In Illinois, Small Newspaper Group owns The Daily Journal in Kankakee, The Dispatch in Moline, The Rock Island Argus and The Times of Ottawa and Streator.
- Of the 50 states, only Virginia revokes or suspends fewer teaching certificates than Illinois.
- No investigators are employed by the Illinois State Board of Education, so reports of teacher misconduct are often not investigated or acted upon.
- The Department of Children and Family Services has found 323 cases providing credible evidence of abuse by teachers, but none have had their licenses suspended or revoked.
- Teachers hired before 2004 have not had to undergo a state-mandated national criminal background check.
- Physicians are 43 times more likely than the state's teachers to have their license suspended or revoked.
- Lawyers are 25 times more likely than teachers to have their license suspended or revoked.
- None of the tenured teachers fired in the last decade have also lost their teaching certificate and certification officials are not notified when a school district disciplines an educator.
Friday, October 19, 2007
Small Newspaper Group's series compares state by state how Illinois deals with problem teachers
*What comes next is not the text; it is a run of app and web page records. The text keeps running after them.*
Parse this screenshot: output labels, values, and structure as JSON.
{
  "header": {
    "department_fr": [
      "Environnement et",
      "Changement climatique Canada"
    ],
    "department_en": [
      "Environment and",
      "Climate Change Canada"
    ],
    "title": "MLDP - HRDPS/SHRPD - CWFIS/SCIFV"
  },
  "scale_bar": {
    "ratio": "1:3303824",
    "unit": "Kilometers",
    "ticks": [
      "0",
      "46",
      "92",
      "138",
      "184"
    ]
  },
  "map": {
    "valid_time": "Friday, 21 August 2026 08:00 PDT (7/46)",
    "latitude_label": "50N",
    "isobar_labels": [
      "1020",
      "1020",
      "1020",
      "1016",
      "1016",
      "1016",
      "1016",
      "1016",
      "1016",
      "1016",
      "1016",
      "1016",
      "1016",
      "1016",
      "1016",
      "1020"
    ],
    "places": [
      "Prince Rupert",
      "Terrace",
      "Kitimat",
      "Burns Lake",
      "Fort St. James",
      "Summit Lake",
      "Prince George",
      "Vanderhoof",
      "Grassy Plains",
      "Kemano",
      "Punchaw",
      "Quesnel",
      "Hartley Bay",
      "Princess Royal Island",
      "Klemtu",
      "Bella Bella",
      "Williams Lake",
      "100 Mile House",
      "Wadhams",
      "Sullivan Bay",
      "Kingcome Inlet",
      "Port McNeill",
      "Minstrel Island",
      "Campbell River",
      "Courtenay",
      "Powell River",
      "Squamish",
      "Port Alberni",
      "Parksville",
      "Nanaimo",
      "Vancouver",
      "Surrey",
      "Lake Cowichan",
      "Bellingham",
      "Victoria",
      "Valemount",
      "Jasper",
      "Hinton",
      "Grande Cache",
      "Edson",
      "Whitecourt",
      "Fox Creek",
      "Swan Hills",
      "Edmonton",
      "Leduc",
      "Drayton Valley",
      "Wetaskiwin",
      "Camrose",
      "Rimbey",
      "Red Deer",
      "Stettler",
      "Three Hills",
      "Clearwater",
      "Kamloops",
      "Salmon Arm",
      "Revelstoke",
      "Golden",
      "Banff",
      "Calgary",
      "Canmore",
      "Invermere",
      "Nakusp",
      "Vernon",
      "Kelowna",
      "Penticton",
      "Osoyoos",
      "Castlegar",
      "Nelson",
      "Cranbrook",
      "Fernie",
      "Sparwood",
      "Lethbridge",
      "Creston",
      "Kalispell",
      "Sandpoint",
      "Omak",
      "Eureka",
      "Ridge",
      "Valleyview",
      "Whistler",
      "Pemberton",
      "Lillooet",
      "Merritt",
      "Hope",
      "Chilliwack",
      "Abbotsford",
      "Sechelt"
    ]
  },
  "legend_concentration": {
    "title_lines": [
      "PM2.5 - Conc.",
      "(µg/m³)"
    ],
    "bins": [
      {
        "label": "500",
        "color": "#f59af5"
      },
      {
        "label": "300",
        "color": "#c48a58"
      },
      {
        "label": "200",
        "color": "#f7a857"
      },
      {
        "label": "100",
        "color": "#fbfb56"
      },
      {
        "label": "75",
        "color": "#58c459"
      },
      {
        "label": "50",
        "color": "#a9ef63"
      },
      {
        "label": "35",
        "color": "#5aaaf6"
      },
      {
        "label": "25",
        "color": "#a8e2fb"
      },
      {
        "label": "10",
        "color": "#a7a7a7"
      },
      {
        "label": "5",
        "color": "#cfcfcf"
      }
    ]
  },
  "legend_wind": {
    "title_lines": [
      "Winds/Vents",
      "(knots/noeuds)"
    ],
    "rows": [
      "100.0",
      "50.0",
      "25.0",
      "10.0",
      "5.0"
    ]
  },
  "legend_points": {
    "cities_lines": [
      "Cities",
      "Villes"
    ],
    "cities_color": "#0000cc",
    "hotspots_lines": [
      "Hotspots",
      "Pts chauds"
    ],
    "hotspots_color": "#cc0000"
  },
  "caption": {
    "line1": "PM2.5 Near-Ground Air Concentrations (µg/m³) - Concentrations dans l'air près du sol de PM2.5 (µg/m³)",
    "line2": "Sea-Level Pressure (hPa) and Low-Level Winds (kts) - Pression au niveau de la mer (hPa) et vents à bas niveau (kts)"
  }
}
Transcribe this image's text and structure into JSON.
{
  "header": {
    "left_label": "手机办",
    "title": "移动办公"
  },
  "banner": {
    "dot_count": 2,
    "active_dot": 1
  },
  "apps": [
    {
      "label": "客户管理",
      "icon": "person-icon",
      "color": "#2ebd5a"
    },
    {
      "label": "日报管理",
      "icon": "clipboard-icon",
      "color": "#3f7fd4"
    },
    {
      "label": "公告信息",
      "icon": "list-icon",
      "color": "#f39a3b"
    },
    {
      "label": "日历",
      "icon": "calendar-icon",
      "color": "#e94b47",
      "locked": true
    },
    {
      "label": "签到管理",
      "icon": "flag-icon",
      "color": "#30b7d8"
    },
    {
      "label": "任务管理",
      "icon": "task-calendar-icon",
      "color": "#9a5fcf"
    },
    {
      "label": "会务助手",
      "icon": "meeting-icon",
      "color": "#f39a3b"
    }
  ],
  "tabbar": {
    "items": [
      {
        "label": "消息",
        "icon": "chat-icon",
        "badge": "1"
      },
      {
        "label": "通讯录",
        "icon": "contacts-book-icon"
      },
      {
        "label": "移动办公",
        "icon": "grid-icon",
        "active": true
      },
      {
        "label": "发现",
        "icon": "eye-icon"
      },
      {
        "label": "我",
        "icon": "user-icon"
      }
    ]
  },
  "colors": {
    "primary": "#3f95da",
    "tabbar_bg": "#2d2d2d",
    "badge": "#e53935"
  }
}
In 2005, Scott Reeder, left, the Springfield, Ill., bureau chief for Small Newspaper Group, won multiple awards for his investigation into teacher tenure in Illinois, called "The Hidden Costs of Tenure." This week, the newspaper chain published Reeder's latest investigative effort, which compares teacher discipline in Illinois and the rest of the country does it. This series is called "Hidden Violations," and it used data compiled from records requests in all 50 states. On the Web site that hosts the report, Reeder summarizes his key findings about Illinois' record disciplining teachers: